You see 12-year-olds write songs about smashing the patriarchy, while their parents are in the audience. It is about the music, but it’s mostly about the kids finding a home and making friends with each other. They find friends which they might not have found at school.

Baby Velvet

You live in Melbourne now. You used to live in Sydney. Talk us through the differences, from a music perspective.

I do miss living in Sydney. The community is great. It’s a shame that Sydney doesn’t have more live music venues. I’ve noticed since moving back to Melbourne, that there are more little pockets of communities because there are so many venues and so many gigs. I think I forgot that this isn’t the case in Sydney.

And because there are more venues, it feels like there are more sub-genres, pockets of community, and little record labels that startup. In my experience, it doesn’t feel like that happens as much here in Sydney.

What’s on your playlist?

A lot of Big Thief. A lot of Lucy Dacus, heaps of Garfield Fleming – a fun Motown artist. I work for a booking agency and a studio that makes music for film and television, so I do a lot of searching for random bands.

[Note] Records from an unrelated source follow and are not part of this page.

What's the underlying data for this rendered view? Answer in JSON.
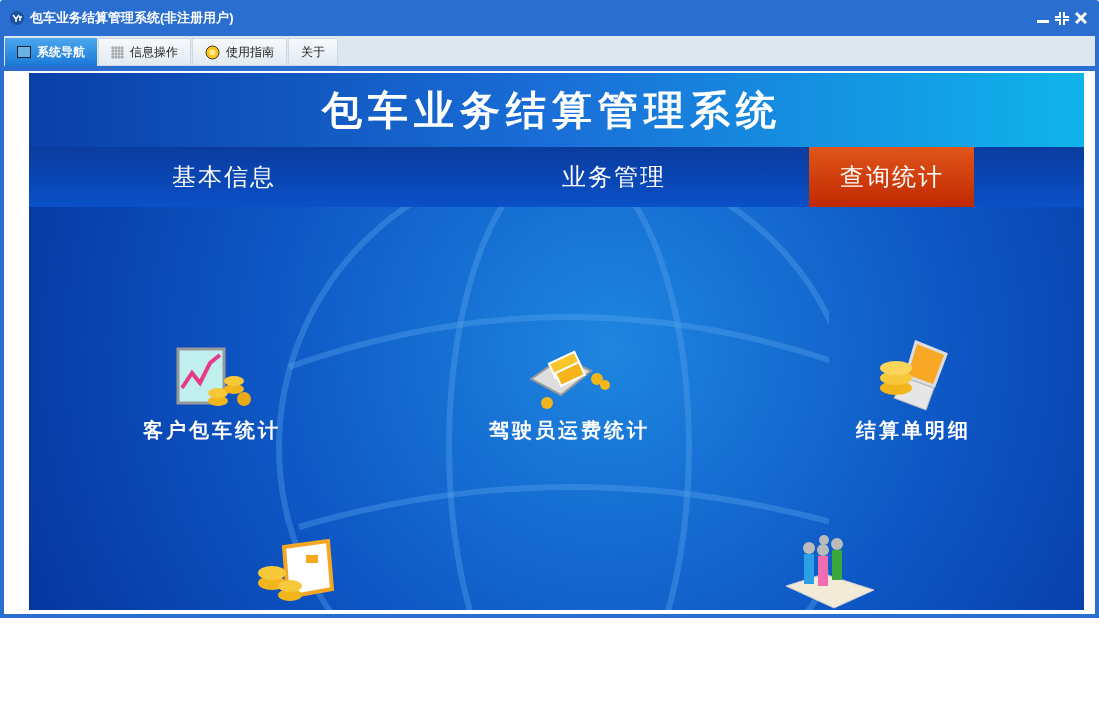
{
  "window": {
    "title": "包车业务结算管理系统(非注册用户)"
  },
  "tabs": [
    {
      "label": "系统导航",
      "selected": true,
      "kind": "monitor"
    },
    {
      "label": "信息操作",
      "selected": false,
      "kind": "grid"
    },
    {
      "label": "使用指南",
      "selected": false,
      "kind": "help"
    },
    {
      "label": "关于",
      "selected": false,
      "kind": "none"
    }
  ],
  "banner": {
    "title": "包车业务结算管理系统"
  },
  "nav": [
    {
      "label": "基本信息",
      "selected": false
    },
    {
      "label": "业务管理",
      "selected": false
    },
    {
      "label": "查询统计",
      "selected": true
    }
  ],
  "tiles": [
    {
      "kind": "chart",
      "label": "客户包车统计"
    },
    {
      "kind": "cash",
      "label": "驾驶员运费统计"
    },
    {
      "kind": "laptop",
      "label": "结算单明细"
    },
    {
      "kind": "invoice"
    },
    {
      "kind": "people"
    }
  ]
}
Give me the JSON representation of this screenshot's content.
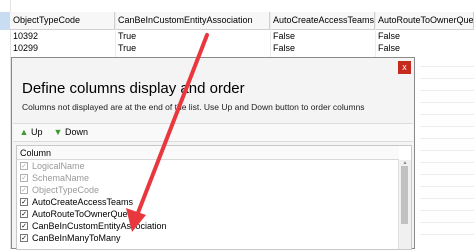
{
  "grid": {
    "columns": [
      "ObjectTypeCode",
      "CanBeInCustomEntityAssociation",
      "AutoCreateAccessTeams",
      "AutoRouteToOwnerQueue"
    ],
    "rows": [
      [
        "10392",
        "True",
        "False",
        "False"
      ],
      [
        "10299",
        "True",
        "False",
        "False"
      ]
    ]
  },
  "dialog": {
    "close_label": "x",
    "title": "Define columns display and order",
    "subtitle": "Columns not displayed are at the end of the list. Use Up and Down button to order columns",
    "toolbar": {
      "up_label": "Up",
      "down_label": "Down",
      "up_icon": "green-up-arrow-icon",
      "down_icon": "green-down-arrow-icon"
    },
    "list": {
      "header": "Column",
      "items": [
        {
          "label": "LogicalName",
          "checked": true,
          "disabled": true
        },
        {
          "label": "SchemaName",
          "checked": true,
          "disabled": true
        },
        {
          "label": "ObjectTypeCode",
          "checked": true,
          "disabled": true
        },
        {
          "label": "AutoCreateAccessTeams",
          "checked": true,
          "disabled": false
        },
        {
          "label": "AutoRouteToOwnerQueue",
          "checked": true,
          "disabled": false
        },
        {
          "label": "CanBeInCustomEntityAssociation",
          "checked": true,
          "disabled": false
        },
        {
          "label": "CanBeInManyToMany",
          "checked": true,
          "disabled": false
        }
      ]
    }
  },
  "annotation": {
    "arrow_color": "#e8383d"
  }
}
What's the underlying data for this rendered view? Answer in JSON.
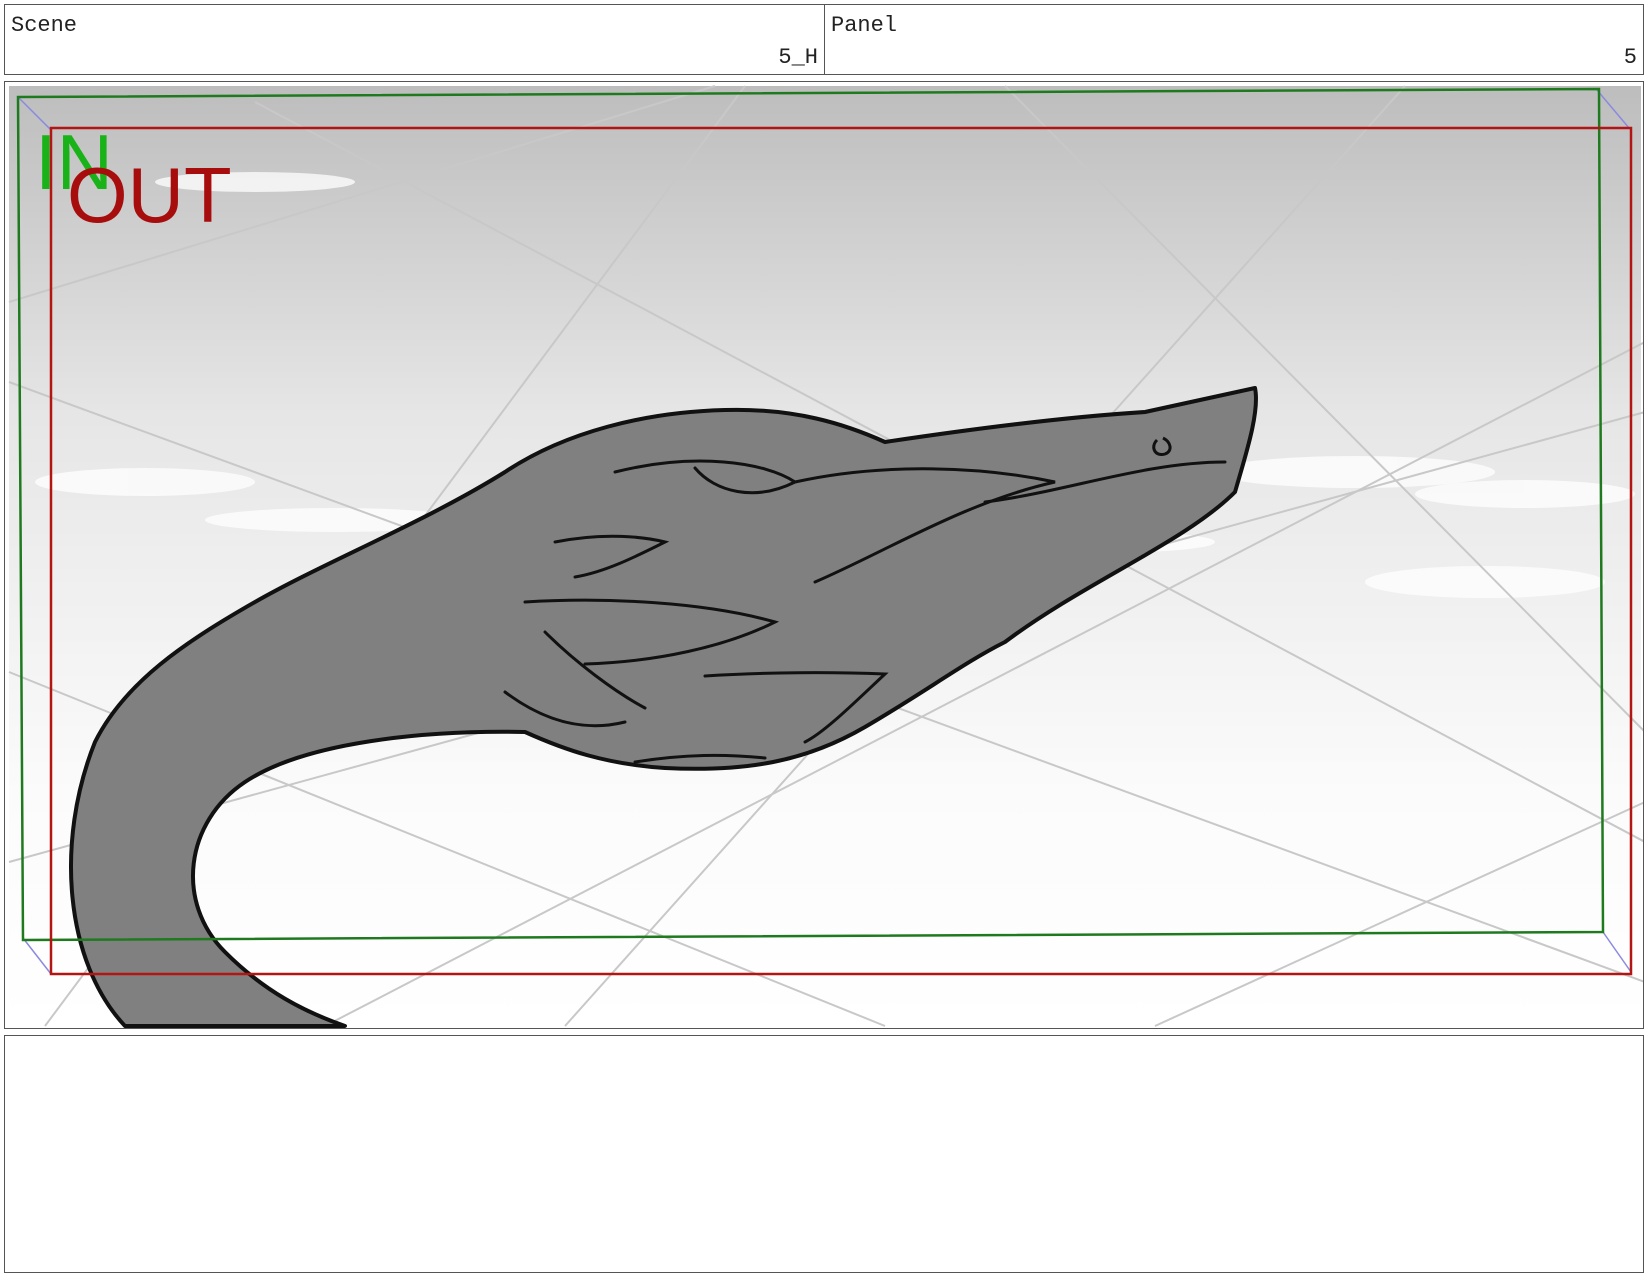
{
  "header": {
    "scene": {
      "label": "Scene",
      "value": "5_H"
    },
    "panel": {
      "label": "Panel",
      "value": "5"
    }
  },
  "panel_image": {
    "subject": "ink sketch of a large bird's head and neck against a cloudy grey sky",
    "in_frame_label": "IN",
    "out_frame_label": "OUT",
    "colors": {
      "in_frame": "#1f7a1f",
      "in_label": "#19b319",
      "out_frame": "#b31515",
      "out_label": "#a80d0d",
      "guide_lines": "#c8c8c8",
      "corner_arrows": "#8a8ae0",
      "fill": "#808080"
    }
  },
  "notes": {
    "text": ""
  }
}
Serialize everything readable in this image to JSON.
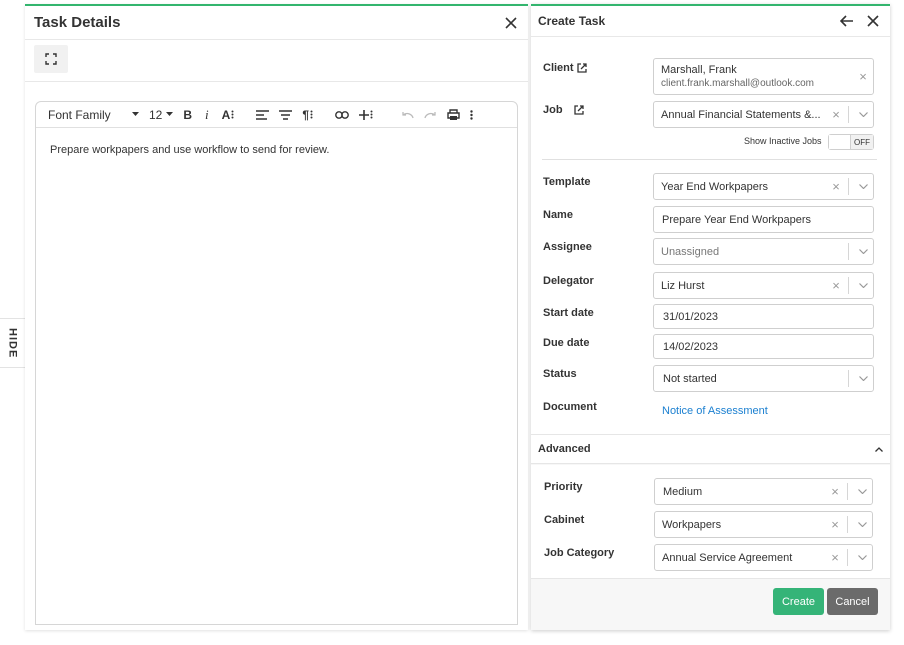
{
  "side_tab": {
    "label": "HIDE"
  },
  "task_details": {
    "title": "Task Details",
    "editor": {
      "toolbar": {
        "font_family": "Font Family",
        "font_size": "12",
        "bold": "B",
        "italic": "i",
        "text_size": "A",
        "paragraph": "¶"
      },
      "content": "Prepare workpapers and use workflow to send for review."
    }
  },
  "create_task": {
    "title": "Create Task",
    "client": {
      "label": "Client",
      "name": "Marshall, Frank",
      "email": "client.frank.marshall@outlook.com"
    },
    "job": {
      "label": "Job",
      "value": "Annual Financial Statements &..."
    },
    "show_inactive_jobs": {
      "label": "Show Inactive Jobs",
      "state": "OFF"
    },
    "template": {
      "label": "Template",
      "value": "Year End Workpapers"
    },
    "name": {
      "label": "Name",
      "value": "Prepare Year End Workpapers"
    },
    "assignee": {
      "label": "Assignee",
      "value": "Unassigned"
    },
    "delegator": {
      "label": "Delegator",
      "value": "Liz Hurst"
    },
    "start_date": {
      "label": "Start date",
      "value": "31/01/2023"
    },
    "due_date": {
      "label": "Due date",
      "value": "14/02/2023"
    },
    "status": {
      "label": "Status",
      "value": "Not started"
    },
    "document": {
      "label": "Document",
      "value": "Notice of Assessment"
    },
    "advanced": {
      "title": "Advanced",
      "priority": {
        "label": "Priority",
        "value": "Medium"
      },
      "cabinet": {
        "label": "Cabinet",
        "value": "Workpapers"
      },
      "job_category": {
        "label": "Job Category",
        "value": "Annual Service Agreement"
      }
    },
    "buttons": {
      "create": "Create",
      "cancel": "Cancel"
    }
  },
  "colors": {
    "accent": "#33b56e",
    "link": "#1a7fd0",
    "create_button": "#35b478",
    "cancel_button": "#6b6b6b"
  }
}
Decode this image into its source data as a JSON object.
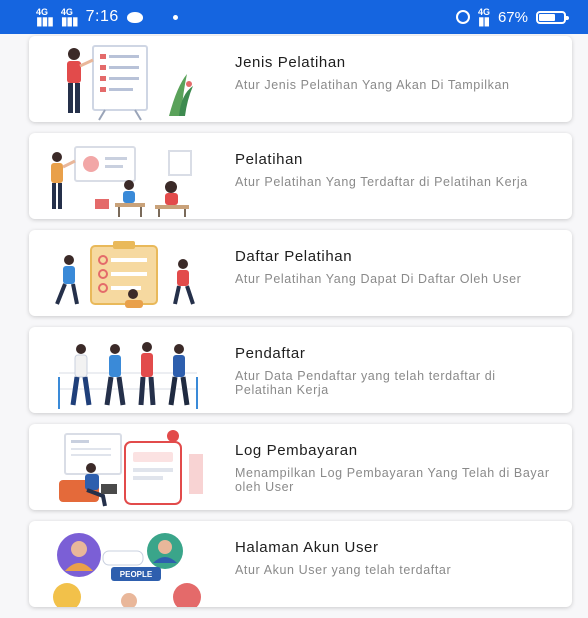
{
  "status_bar": {
    "signal_1": "4G",
    "signal_2": "4G",
    "time": "7:16",
    "network_right": "4G",
    "battery_text": "67%",
    "battery_level": 0.67,
    "bg_color": "#1565e0"
  },
  "menu": [
    {
      "title": "Jenis Pelatihan",
      "description": "Atur Jenis Pelatihan Yang Akan Di Tampilkan",
      "icon": "presentation-board-illustration"
    },
    {
      "title": "Pelatihan",
      "description": "Atur Pelatihan Yang Terdaftar di Pelatihan Kerja",
      "icon": "training-class-illustration"
    },
    {
      "title": "Daftar Pelatihan",
      "description": "Atur Pelatihan Yang Dapat Di Daftar Oleh User",
      "icon": "checklist-clipboard-illustration"
    },
    {
      "title": "Pendaftar",
      "description": "Atur Data Pendaftar yang telah terdaftar di Pelatihan Kerja",
      "icon": "registrants-group-illustration"
    },
    {
      "title": "Log Pembayaran",
      "description": "Menampilkan Log Pembayaran Yang Telah di Bayar oleh User",
      "icon": "payment-log-illustration"
    },
    {
      "title": "Halaman Akun User",
      "description": "Atur Akun User yang telah terdaftar",
      "icon": "user-accounts-illustration",
      "illustration_text": "PEOPLE"
    }
  ]
}
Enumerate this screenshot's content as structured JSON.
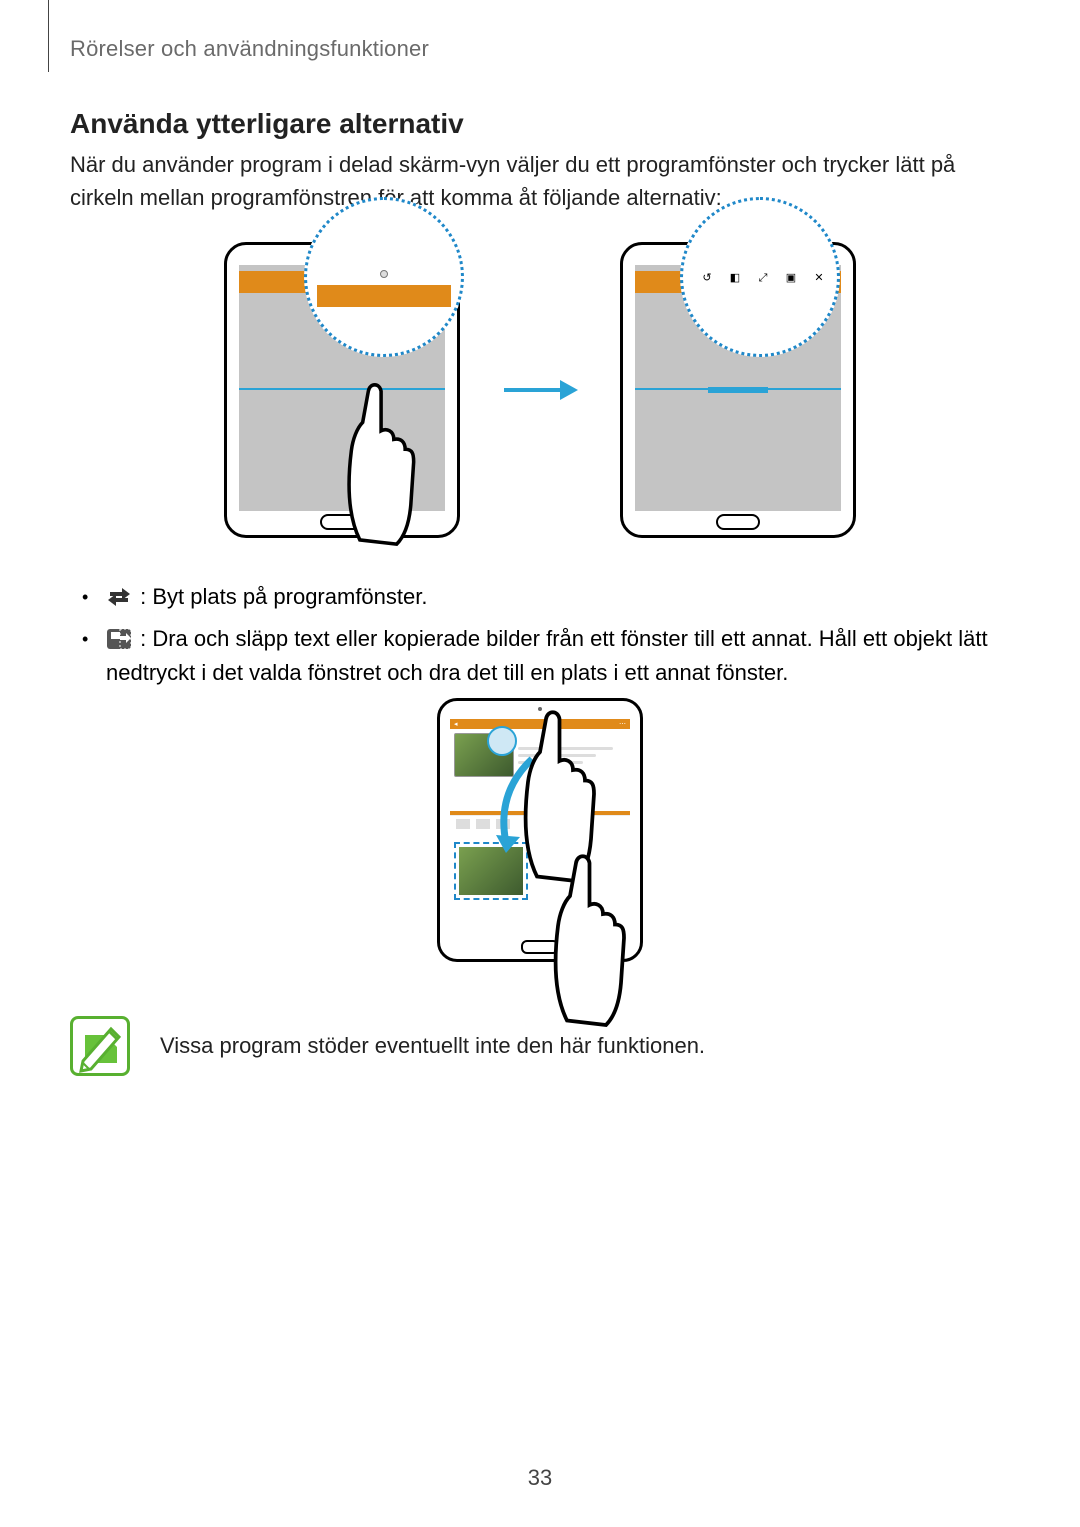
{
  "header": {
    "breadcrumb": "Rörelser och användningsfunktioner"
  },
  "section": {
    "heading": "Använda ytterligare alternativ",
    "intro": "När du använder program i delad skärm-vyn väljer du ett programfönster och trycker lätt på cirkeln mellan programfönstren för att komma åt följande alternativ:"
  },
  "bullets": [
    {
      "icon": "swap-icon",
      "text": " : Byt plats på programfönster."
    },
    {
      "icon": "drag-content-icon",
      "text": " : Dra och släpp text eller kopierade bilder från ett fönster till ett annat. Håll ett objekt lätt nedtryckt i det valda fönstret och dra det till en plats i ett annat fönster."
    }
  ],
  "note": {
    "text": "Vissa program stöder eventuellt inte den här funktionen."
  },
  "page_number": "33",
  "toolbar_icons": [
    "swap",
    "drag",
    "expand",
    "fullscreen",
    "close"
  ]
}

I heard a great album from a band called Flyte. The album is This is Really Going to Hurt. It’s really good.

There are lots of women – Julia Jacklin, Maple Glider – she’s amazing.

Touring overseas – are you up for that again?

I’d love to go to Folk Alliance. I know I’m not that folky, but with ‘Exes we went to Folk Alliance in Kansas City. It’s not just folk music, it’s everybody. It’s the most fun conference that we have been to. It’s so fun – it’s all in a hotel. All the musicians are sleeping and playing in the hotel. The music starts at 11 pm and finishes at 6 am – and it’s just in the hotel rooms. You might play four or five times in the night, and it’s so fun.

I have dreams of touring America next year as well, and going to LA and meeting Kevin. ‘Exes did such massive tour circuits. It’d be nice to bring my stuff over there. I’ll start with America!

Thanks for your time – and best of luck with the album!

Baby Velvet Please Don’t Be In Love With Someone Else’ Album Tour

21st July / The Vanguard / Eora / Sydney / NSW – TICKETS
23rd July / Franks Wild Years / Dharawal Land / Thirroul / NSW – TICKETS
4th August / Northcote Social Club / Naarm / Melbourne / VIC – TICKETS
6th of August / The Bridge Hotel / Dja Dja Wurrung Land / Kyneton / VIC – TICKETS
12th of August / Lighthouse Arts Collective – Wathaurong Land / Point Lonsdale / VIC – INFO

Please Don’t Be In Love With Someone Else from Baby Velvet is out now via ABC Music, and on all streaming platforms. Limited edition merch bundles (including vinyl) are available HERE

You can follow Baby Velvet on her websiteFacebookYoutube and Instagram

Photos by Bruce Baker.

Bruce Baker

Probably riding my bike, taking photos and/or at a gig. Insta: @bruce_a_baker